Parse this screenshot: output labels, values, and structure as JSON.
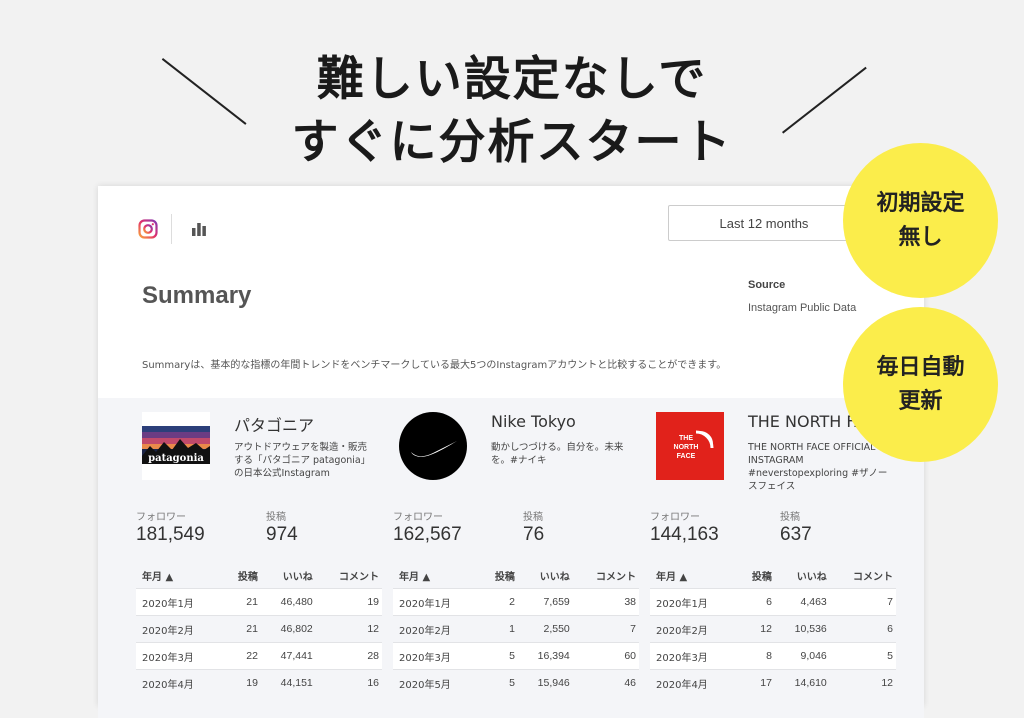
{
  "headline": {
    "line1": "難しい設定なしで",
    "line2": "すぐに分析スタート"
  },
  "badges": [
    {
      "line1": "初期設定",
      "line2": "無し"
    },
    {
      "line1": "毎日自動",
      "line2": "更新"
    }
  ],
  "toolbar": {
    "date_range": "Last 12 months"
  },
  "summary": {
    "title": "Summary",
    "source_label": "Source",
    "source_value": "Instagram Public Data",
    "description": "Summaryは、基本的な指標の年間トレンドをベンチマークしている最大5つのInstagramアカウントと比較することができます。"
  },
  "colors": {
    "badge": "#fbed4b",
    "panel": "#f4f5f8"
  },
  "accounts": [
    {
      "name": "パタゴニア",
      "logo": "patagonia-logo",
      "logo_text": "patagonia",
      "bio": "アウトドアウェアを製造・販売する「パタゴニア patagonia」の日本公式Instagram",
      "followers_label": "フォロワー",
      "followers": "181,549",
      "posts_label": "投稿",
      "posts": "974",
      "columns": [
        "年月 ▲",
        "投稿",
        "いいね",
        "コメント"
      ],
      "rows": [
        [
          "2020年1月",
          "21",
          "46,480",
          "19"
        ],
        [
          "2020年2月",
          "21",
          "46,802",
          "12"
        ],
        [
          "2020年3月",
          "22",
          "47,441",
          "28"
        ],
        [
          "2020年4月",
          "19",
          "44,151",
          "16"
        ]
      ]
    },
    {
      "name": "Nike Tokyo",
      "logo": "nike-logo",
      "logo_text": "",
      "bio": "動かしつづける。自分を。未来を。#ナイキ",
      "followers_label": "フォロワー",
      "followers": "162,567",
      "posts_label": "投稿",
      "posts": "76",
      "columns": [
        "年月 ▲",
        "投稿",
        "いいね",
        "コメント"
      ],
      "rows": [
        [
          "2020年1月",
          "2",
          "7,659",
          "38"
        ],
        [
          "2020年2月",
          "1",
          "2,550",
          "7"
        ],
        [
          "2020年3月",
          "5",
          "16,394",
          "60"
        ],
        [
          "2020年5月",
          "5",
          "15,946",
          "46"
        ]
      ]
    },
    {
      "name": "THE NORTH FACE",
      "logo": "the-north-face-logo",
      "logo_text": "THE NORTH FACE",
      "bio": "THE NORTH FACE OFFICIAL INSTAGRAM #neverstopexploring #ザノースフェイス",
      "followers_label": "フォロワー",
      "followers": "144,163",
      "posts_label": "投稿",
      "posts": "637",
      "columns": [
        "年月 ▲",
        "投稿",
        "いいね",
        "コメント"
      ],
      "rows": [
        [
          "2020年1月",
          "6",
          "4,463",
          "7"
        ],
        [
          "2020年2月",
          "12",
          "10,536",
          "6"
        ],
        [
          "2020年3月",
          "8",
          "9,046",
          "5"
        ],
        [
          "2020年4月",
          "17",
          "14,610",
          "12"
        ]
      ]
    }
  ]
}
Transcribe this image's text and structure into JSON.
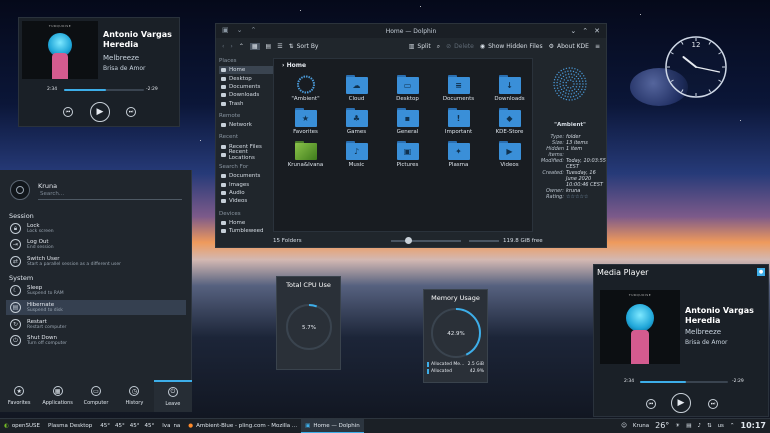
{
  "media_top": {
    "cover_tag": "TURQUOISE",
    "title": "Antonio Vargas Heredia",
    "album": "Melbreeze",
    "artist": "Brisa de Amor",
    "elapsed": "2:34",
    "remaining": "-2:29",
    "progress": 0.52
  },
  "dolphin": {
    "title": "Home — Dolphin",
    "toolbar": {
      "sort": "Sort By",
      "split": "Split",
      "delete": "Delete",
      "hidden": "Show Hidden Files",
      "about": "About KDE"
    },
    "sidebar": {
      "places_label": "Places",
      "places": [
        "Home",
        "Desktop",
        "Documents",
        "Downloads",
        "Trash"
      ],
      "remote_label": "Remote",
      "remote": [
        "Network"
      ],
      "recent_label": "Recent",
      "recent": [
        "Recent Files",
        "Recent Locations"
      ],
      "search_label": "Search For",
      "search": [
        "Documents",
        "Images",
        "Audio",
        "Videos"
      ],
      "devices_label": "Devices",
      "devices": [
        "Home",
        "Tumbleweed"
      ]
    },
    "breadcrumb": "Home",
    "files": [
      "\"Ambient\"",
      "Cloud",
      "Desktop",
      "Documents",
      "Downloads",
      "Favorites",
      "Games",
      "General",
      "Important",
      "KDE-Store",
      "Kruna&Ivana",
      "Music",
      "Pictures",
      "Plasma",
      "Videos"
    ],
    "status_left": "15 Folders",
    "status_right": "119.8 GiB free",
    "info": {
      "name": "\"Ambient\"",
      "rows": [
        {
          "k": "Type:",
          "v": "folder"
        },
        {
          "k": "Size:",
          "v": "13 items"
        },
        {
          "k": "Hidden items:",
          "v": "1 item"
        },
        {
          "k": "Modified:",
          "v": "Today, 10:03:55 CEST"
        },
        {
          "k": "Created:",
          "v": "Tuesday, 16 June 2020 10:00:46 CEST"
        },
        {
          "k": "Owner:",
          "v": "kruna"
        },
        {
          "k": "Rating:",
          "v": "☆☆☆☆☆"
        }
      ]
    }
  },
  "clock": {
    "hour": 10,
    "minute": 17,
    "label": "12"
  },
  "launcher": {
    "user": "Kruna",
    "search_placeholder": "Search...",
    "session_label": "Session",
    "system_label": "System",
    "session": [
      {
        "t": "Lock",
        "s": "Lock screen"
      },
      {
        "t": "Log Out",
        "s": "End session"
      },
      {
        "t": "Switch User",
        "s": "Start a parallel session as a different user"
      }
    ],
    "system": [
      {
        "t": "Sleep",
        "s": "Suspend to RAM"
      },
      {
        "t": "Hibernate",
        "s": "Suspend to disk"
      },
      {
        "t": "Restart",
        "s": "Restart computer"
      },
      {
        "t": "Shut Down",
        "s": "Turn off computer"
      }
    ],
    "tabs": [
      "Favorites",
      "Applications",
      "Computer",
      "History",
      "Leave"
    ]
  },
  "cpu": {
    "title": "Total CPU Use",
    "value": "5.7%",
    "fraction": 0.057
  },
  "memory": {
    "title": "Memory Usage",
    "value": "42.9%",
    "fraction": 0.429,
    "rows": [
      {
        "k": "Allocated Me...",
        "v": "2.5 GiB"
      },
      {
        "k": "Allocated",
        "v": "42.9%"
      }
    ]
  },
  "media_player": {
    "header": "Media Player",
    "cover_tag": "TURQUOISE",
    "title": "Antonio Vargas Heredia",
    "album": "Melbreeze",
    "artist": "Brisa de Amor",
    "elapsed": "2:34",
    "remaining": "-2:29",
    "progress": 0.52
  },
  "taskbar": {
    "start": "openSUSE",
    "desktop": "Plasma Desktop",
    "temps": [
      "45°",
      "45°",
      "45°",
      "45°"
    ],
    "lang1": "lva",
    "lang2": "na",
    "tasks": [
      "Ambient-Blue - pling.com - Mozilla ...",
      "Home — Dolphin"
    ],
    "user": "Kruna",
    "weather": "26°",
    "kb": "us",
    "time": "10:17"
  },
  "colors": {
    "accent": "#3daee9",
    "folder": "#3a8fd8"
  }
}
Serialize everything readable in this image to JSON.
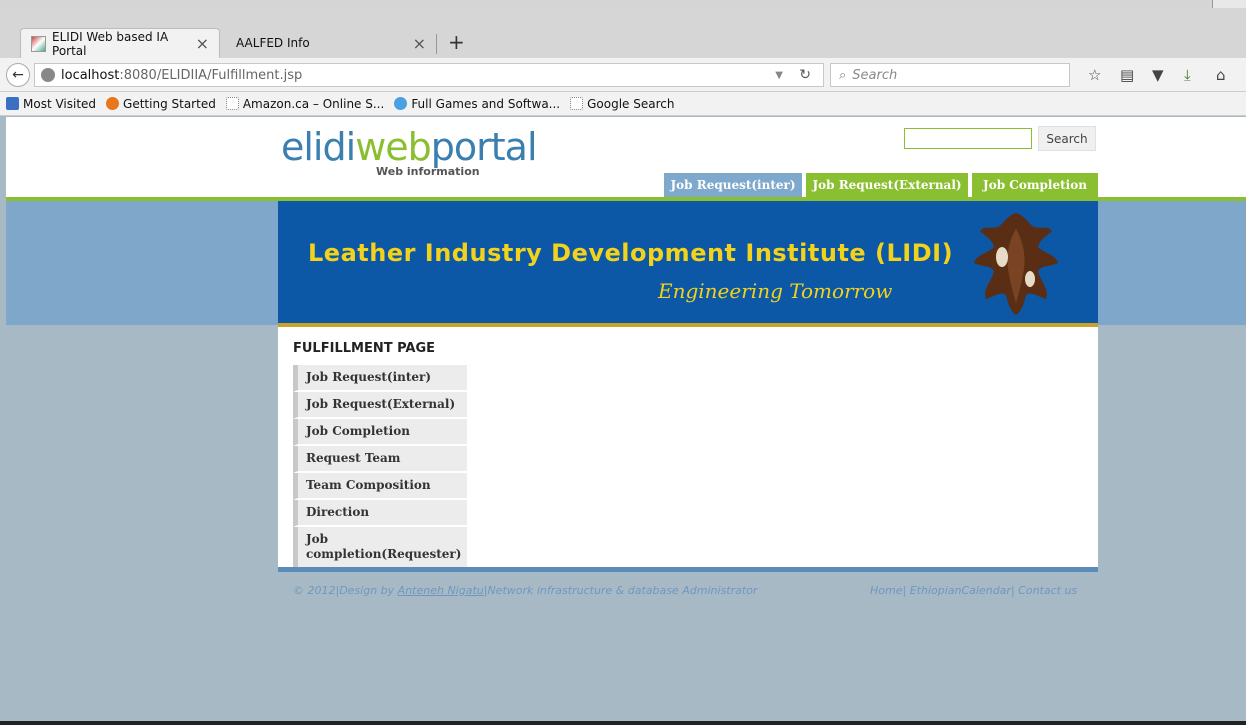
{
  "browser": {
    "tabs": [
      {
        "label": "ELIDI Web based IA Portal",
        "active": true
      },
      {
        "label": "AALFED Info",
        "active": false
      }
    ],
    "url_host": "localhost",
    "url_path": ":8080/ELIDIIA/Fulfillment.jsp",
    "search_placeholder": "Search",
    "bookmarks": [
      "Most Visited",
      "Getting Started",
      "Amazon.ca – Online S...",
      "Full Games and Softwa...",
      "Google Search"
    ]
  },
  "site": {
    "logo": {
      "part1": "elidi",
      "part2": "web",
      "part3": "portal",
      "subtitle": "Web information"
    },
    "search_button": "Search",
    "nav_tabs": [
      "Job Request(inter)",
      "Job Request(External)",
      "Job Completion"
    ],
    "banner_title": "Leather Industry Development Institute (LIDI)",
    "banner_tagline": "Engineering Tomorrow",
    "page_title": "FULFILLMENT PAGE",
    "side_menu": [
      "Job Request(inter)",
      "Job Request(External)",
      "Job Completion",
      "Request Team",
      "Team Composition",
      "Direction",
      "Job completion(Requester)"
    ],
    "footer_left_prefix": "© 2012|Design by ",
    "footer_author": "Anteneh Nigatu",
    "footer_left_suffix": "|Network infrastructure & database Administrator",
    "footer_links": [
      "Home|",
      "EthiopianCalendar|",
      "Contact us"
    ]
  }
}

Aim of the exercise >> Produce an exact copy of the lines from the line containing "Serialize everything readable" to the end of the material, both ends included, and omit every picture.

Task answer >>
Serialize everything readable in this image to JSON.
{
  "browser": {
    "tabs": [
      {
        "label": "ELIDI Web based IA Portal",
        "active": true
      },
      {
        "label": "AALFED Info",
        "active": false
      }
    ],
    "url_host": "localhost",
    "url_path": ":8080/ELIDIIA/Fulfillment.jsp",
    "search_placeholder": "Search",
    "bookmarks": [
      "Most Visited",
      "Getting Started",
      "Amazon.ca – Online S...",
      "Full Games and Softwa...",
      "Google Search"
    ]
  },
  "site": {
    "logo": {
      "part1": "elidi",
      "part2": "web",
      "part3": "portal",
      "subtitle": "Web information"
    },
    "search_button": "Search",
    "nav_tabs": [
      "Job Request(inter)",
      "Job Request(External)",
      "Job Completion"
    ],
    "banner_title": "Leather Industry Development Institute (LIDI)",
    "banner_tagline": "Engineering Tomorrow",
    "page_title": "FULFILLMENT PAGE",
    "side_menu": [
      "Job Request(inter)",
      "Job Request(External)",
      "Job Completion",
      "Request Team",
      "Team Composition",
      "Direction",
      "Job completion(Requester)"
    ],
    "footer_left_prefix": "© 2012|Design by ",
    "footer_author": "Anteneh Nigatu",
    "footer_left_suffix": "|Network infrastructure & database Administrator",
    "footer_links": [
      "Home|",
      "EthiopianCalendar|",
      "Contact us"
    ]
  }
}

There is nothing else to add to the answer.